## [PROBLEM]
The complete data, repeated exactly, should form your response.

## [EXERCISE DATA]
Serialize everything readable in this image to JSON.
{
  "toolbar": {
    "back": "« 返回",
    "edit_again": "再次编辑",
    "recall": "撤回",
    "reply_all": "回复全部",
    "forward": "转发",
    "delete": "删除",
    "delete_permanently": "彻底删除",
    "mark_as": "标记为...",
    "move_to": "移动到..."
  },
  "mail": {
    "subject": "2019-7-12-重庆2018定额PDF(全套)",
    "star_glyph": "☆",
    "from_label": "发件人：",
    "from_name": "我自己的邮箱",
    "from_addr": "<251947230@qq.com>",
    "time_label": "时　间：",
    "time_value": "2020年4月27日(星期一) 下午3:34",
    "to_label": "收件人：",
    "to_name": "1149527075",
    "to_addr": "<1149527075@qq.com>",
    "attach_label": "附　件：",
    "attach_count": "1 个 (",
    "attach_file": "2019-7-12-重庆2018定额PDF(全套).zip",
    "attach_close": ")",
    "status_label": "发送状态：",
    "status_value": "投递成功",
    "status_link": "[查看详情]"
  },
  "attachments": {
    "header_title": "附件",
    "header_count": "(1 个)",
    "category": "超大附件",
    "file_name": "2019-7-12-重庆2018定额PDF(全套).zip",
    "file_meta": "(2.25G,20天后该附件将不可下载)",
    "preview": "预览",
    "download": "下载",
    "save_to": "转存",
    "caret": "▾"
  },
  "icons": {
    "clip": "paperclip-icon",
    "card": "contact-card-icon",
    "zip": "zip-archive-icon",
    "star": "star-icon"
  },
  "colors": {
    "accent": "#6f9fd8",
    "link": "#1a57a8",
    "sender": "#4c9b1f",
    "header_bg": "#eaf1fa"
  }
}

## [TASK ANSWER]
Serialize everything readable in this image to JSON.
{
  "toolbar": {
    "back": "« 返回",
    "edit_again": "再次编辑",
    "recall": "撤回",
    "reply_all": "回复全部",
    "forward": "转发",
    "delete": "删除",
    "delete_permanently": "彻底删除",
    "mark_as": "标记为...",
    "move_to": "移动到..."
  },
  "mail": {
    "subject": "2019-7-12-重庆2018定额PDF(全套)",
    "star_glyph": "☆",
    "from_label": "发件人：",
    "from_name": "我自己的邮箱",
    "from_addr": "<251947230@qq.com>",
    "time_label": "时　间：",
    "time_value": "2020年4月27日(星期一) 下午3:34",
    "to_label": "收件人：",
    "to_name": "1149527075",
    "to_addr": "<1149527075@qq.com>",
    "attach_label": "附　件：",
    "attach_count": "1 个 (",
    "attach_file": "2019-7-12-重庆2018定额PDF(全套).zip",
    "attach_close": ")",
    "status_label": "发送状态：",
    "status_value": "投递成功",
    "status_link": "[查看详情]"
  },
  "attachments": {
    "header_title": "附件",
    "header_count": "(1 个)",
    "category": "超大附件",
    "file_name": "2019-7-12-重庆2018定额PDF(全套).zip",
    "file_meta": "(2.25G,20天后该附件将不可下载)",
    "preview": "预览",
    "download": "下载",
    "save_to": "转存",
    "caret": "▾"
  },
  "icons": {
    "clip": "paperclip-icon",
    "card": "contact-card-icon",
    "zip": "zip-archive-icon",
    "star": "star-icon"
  },
  "colors": {
    "accent": "#6f9fd8",
    "link": "#1a57a8",
    "sender": "#4c9b1f",
    "header_bg": "#eaf1fa"
  }
}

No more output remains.